I once heard of an executive of a large company, who kept a small notepad on the corner of his desk. All day long, we would write down the names of people he met with that day, people he had long discussions with on the phone, or anyone who went out of their way to help him. The executive then carved out the last 30 minutes of every day he was at the office to stop the activities of the day and write a thank you note to everyone on that list.
I am willing to bet that any recipient of these letters felt extremely valued and appreciated for the time and efforts they had given to the executive – and possibly more prone to help him again in the future! It is amazing how such a small thing can mean so much to people – the simple task of saying Thank You.
I think we do not say “thank you” enough in our day to day life. What I am talking about is more than me signing “thanks, BMF” at the end of my emails, but more so going out of your way to say “Thank You” in a meaningful way – taking a few minutes to really say thank you and to appreciate the work of others.
To me, being grateful is one of the greatest things that a leader can do. When we think about being a servant leader, we realize that this must be someone who is humble and looking out for the needs of others.

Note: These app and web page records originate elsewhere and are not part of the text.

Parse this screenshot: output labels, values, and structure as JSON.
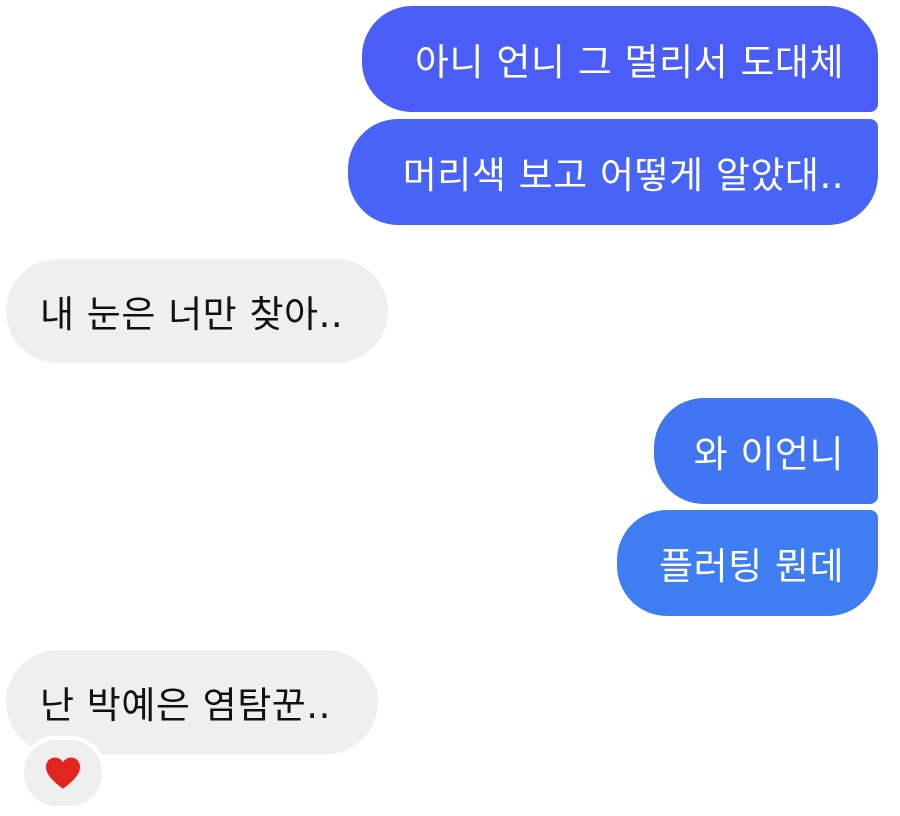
{
  "messages": [
    {
      "direction": "sent",
      "text": "아니 언니 그 멀리서 도대체"
    },
    {
      "direction": "sent",
      "text": "머리색 보고 어떻게 알았대.."
    },
    {
      "direction": "received",
      "text": "내 눈은 너만 찾아.."
    },
    {
      "direction": "sent",
      "text": "와 이언니"
    },
    {
      "direction": "sent",
      "text": "플러팅 뭔데"
    },
    {
      "direction": "received",
      "text": "난 박예은 염탐꾼.."
    }
  ],
  "reaction": {
    "icon": "heart-icon",
    "color": "#e2251f"
  },
  "colors": {
    "sent_top": "#4a5ef7",
    "sent_bottom": "#3f7df3",
    "received": "#efefef"
  }
}
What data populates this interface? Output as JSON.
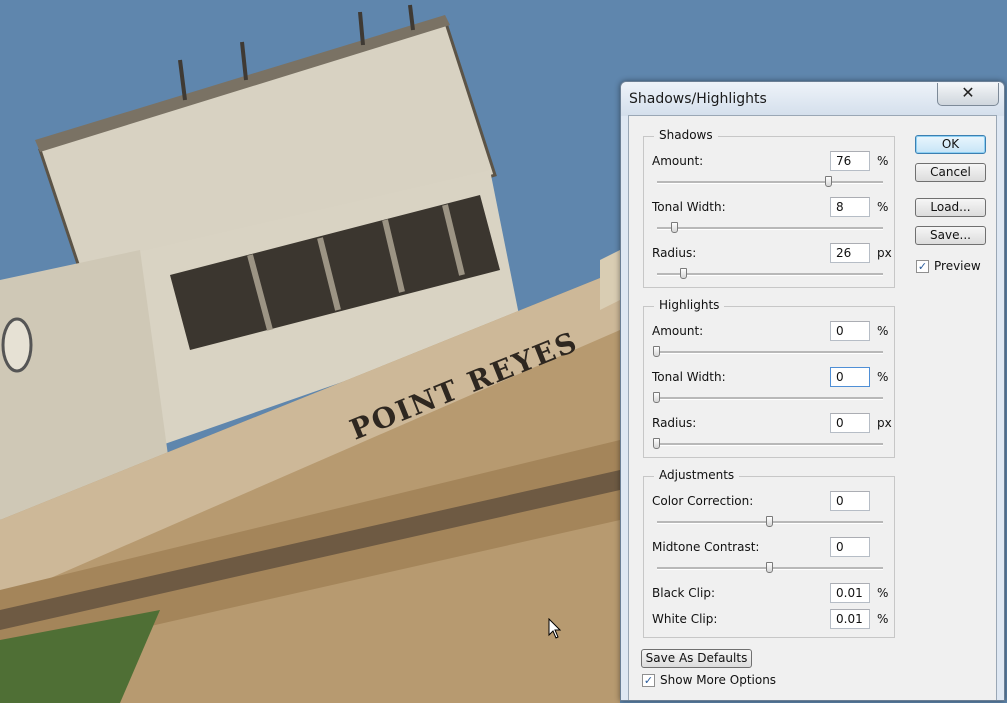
{
  "photo": {
    "hull_lettering": "POINT REYES"
  },
  "dialog": {
    "title": "Shadows/Highlights",
    "close_glyph": "✕",
    "buttons": {
      "ok": "OK",
      "cancel": "Cancel",
      "load": "Load...",
      "save": "Save..."
    },
    "preview": {
      "label": "Preview",
      "checked": true
    },
    "save_defaults": "Save As Defaults",
    "show_more": {
      "label": "Show More Options",
      "checked": true
    },
    "check_glyph": "✓",
    "shadows": {
      "legend": "Shadows",
      "amount": {
        "label": "Amount:",
        "value": "76",
        "unit": "%",
        "level": 0.76
      },
      "tonal_width": {
        "label": "Tonal Width:",
        "value": "8",
        "unit": "%",
        "level": 0.08
      },
      "radius": {
        "label": "Radius:",
        "value": "26",
        "unit": "px",
        "level": 0.12
      }
    },
    "highlights": {
      "legend": "Highlights",
      "amount": {
        "label": "Amount:",
        "value": "0",
        "unit": "%",
        "level": 0
      },
      "tonal_width": {
        "label": "Tonal Width:",
        "value": "0",
        "unit": "%",
        "level": 0
      },
      "radius": {
        "label": "Radius:",
        "value": "0",
        "unit": "px",
        "level": 0
      }
    },
    "adjustments": {
      "legend": "Adjustments",
      "color_correction": {
        "label": "Color Correction:",
        "value": "0",
        "level": 0.5
      },
      "midtone_contrast": {
        "label": "Midtone Contrast:",
        "value": "0",
        "level": 0.5
      },
      "black_clip": {
        "label": "Black Clip:",
        "value": "0.01",
        "unit": "%"
      },
      "white_clip": {
        "label": "White Clip:",
        "value": "0.01",
        "unit": "%"
      }
    }
  },
  "colors": {
    "sky": "#5f86ad",
    "dialog_chrome": "#dfe8f3",
    "client": "#f0f0f0",
    "default_button": "#3c7fb1"
  }
}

I am also thinking that a servant leader must be thankful and grateful to those around him.
You have an opportunity each and everyday to let people know you appreciate them and what they do for you or for your organization. I think that when you become a grateful leader, people will want to follow you. They will be willing to commit more efforts to you because they will know that you value and appreciate them, they will feel good about their work, and they will be motivated because they know you care not only about what they do, but also who they are.
My challenge to you is to say “Thank You” today. Take a few minutes today to sit down and write a thank you note to someone and actually snail-mail it, send an email that will let someone know how much you appreciate them, or have a one-on-one conversation explaining your gratefulness to someone.
I believe if we become grateful leaders we not only will be doing what we are called to do as servant leaders, but we will motivate others to greatness, let others know we value them, and see the benefits of a much healthier team in the future.
How do you express gratitude best?